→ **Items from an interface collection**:
* * * * * * *

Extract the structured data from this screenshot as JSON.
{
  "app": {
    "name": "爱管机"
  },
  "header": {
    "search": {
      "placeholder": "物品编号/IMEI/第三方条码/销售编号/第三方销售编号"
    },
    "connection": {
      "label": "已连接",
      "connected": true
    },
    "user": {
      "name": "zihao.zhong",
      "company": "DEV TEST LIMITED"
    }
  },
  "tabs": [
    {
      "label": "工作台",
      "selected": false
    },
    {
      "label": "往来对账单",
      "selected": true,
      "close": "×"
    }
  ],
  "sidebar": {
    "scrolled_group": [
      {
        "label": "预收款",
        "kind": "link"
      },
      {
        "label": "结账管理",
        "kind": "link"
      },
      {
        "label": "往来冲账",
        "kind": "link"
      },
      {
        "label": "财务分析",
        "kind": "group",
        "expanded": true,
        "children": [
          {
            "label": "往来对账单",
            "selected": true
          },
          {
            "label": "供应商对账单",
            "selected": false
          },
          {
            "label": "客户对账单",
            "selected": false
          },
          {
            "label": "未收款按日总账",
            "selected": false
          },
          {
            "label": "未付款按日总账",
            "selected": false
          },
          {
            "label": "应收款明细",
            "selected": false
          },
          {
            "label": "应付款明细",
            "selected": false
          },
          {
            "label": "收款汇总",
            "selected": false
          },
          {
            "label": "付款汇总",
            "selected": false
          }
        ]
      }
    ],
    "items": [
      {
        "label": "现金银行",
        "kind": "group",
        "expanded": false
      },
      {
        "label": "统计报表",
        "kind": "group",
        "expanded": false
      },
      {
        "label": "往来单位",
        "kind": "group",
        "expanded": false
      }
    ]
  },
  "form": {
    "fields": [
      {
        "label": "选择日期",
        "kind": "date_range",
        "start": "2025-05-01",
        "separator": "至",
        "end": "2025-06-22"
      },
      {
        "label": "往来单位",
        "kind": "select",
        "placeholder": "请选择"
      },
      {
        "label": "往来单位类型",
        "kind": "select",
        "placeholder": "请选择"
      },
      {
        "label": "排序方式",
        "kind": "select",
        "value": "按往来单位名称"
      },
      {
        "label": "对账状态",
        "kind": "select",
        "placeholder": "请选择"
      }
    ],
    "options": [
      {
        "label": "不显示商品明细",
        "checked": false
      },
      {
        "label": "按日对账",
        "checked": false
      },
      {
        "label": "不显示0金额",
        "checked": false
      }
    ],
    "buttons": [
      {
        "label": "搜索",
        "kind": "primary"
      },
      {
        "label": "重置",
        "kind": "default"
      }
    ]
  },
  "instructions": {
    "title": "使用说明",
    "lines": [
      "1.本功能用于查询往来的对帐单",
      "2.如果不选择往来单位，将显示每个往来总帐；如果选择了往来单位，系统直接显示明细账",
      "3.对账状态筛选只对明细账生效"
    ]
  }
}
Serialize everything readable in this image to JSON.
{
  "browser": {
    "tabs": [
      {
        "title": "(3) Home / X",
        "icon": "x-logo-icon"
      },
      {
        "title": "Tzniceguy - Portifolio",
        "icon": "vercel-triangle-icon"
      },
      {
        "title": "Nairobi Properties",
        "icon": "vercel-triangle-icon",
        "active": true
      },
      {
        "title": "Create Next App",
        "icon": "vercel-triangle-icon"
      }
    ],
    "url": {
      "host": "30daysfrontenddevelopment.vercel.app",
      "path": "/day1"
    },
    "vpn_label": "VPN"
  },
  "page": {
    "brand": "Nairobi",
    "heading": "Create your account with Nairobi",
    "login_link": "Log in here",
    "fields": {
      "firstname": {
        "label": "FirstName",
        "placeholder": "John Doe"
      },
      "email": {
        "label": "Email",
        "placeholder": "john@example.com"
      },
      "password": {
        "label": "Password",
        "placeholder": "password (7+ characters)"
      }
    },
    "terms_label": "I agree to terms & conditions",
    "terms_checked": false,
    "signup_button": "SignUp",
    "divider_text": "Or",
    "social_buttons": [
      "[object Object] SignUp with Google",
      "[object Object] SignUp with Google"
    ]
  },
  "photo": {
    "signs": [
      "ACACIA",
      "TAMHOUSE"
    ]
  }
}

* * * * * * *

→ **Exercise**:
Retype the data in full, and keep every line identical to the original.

→ **Written answer**:
Extract the structured data from this screenshot as JSON.
{
  "app": {
    "name": "爱管机"
  },
  "header": {
    "search": {
      "placeholder": "物品编号/IMEI/第三方条码/销售编号/第三方销售编号"
    },
    "connection": {
      "label": "已连接",
      "connected": true
    },
    "user": {
      "name": "zihao.zhong",
      "company": "DEV TEST LIMITED"
    }
  },
  "tabs": [
    {
      "label": "工作台",
      "selected": false
    },
    {
      "label": "往来对账单",
      "selected": true,
      "close": "×"
    }
  ],
  "sidebar": {
    "scrolled_group": [
      {
        "label": "预收款",
        "kind": "link"
      },
      {
        "label": "结账管理",
        "kind": "link"
      },
      {
        "label": "往来冲账",
        "kind": "link"
      },
      {
        "label": "财务分析",
        "kind": "group",
        "expanded": true,
        "children": [
          {
            "label": "往来对账单",
            "selected": true
          },
          {
            "label": "供应商对账单",
            "selected": false
          },
          {
            "label": "客户对账单",
            "selected": false
          },
          {
            "label": "未收款按日总账",
            "selected": false
          },
          {
            "label": "未付款按日总账",
            "selected": false
          },
          {
            "label": "应收款明细",
            "selected": false
          },
          {
            "label": "应付款明细",
            "selected": false
          },
          {
            "label": "收款汇总",
            "selected": false
          },
          {
            "label": "付款汇总",
            "selected": false
          }
        ]
      }
    ],
    "items": [
      {
        "label": "现金银行",
        "kind": "group",
        "expanded": false
      },
      {
        "label": "统计报表",
        "kind": "group",
        "expanded": false
      },
      {
        "label": "往来单位",
        "kind": "group",
        "expanded": false
      }
    ]
  },
  "form": {
    "fields": [
      {
        "label": "选择日期",
        "kind": "date_range",
        "start": "2025-05-01",
        "separator": "至",
        "end": "2025-06-22"
      },
      {
        "label": "往来单位",
        "kind": "select",
        "placeholder": "请选择"
      },
      {
        "label": "往来单位类型",
        "kind": "select",
        "placeholder": "请选择"
      },
      {
        "label": "排序方式",
        "kind": "select",
        "value": "按往来单位名称"
      },
      {
        "label": "对账状态",
        "kind": "select",
        "placeholder": "请选择"
      }
    ],
    "options": [
      {
        "label": "不显示商品明细",
        "checked": false
      },
      {
        "label": "按日对账",
        "checked": false
      },
      {
        "label": "不显示0金额",
        "checked": false
      }
    ],
    "buttons": [
      {
        "label": "搜索",
        "kind": "primary"
      },
      {
        "label": "重置",
        "kind": "default"
      }
    ]
  },
  "instructions": {
    "title": "使用说明",
    "lines": [
      "1.本功能用于查询往来的对帐单",
      "2.如果不选择往来单位，将显示每个往来总帐；如果选择了往来单位，系统直接显示明细账",
      "3.对账状态筛选只对明细账生效"
    ]
  }
}
Serialize everything readable in this image to JSON.
{
  "browser": {
    "tabs": [
      {
        "title": "(3) Home / X",
        "icon": "x-logo-icon"
      },
      {
        "title": "Tzniceguy - Portifolio",
        "icon": "vercel-triangle-icon"
      },
      {
        "title": "Nairobi Properties",
        "icon": "vercel-triangle-icon",
        "active": true
      },
      {
        "title": "Create Next App",
        "icon": "vercel-triangle-icon"
      }
    ],
    "url": {
      "host": "30daysfrontenddevelopment.vercel.app",
      "path": "/day1"
    },
    "vpn_label": "VPN"
  },
  "page": {
    "brand": "Nairobi",
    "heading": "Create your account with Nairobi",
    "login_link": "Log in here",
    "fields": {
      "firstname": {
        "label": "FirstName",
        "placeholder": "John Doe"
      },
      "email": {
        "label": "Email",
        "placeholder": "john@example.com"
      },
      "password": {
        "label": "Password",
        "placeholder": "password (7+ characters)"
      }
    },
    "terms_label": "I agree to terms & conditions",
    "terms_checked": false,
    "signup_button": "SignUp",
    "divider_text": "Or",
    "social_buttons": [
      "[object Object] SignUp with Google",
      "[object Object] SignUp with Google"
    ]
  },
  "photo": {
    "signs": [
      "ACACIA",
      "TAMHOUSE"
    ]
  }
}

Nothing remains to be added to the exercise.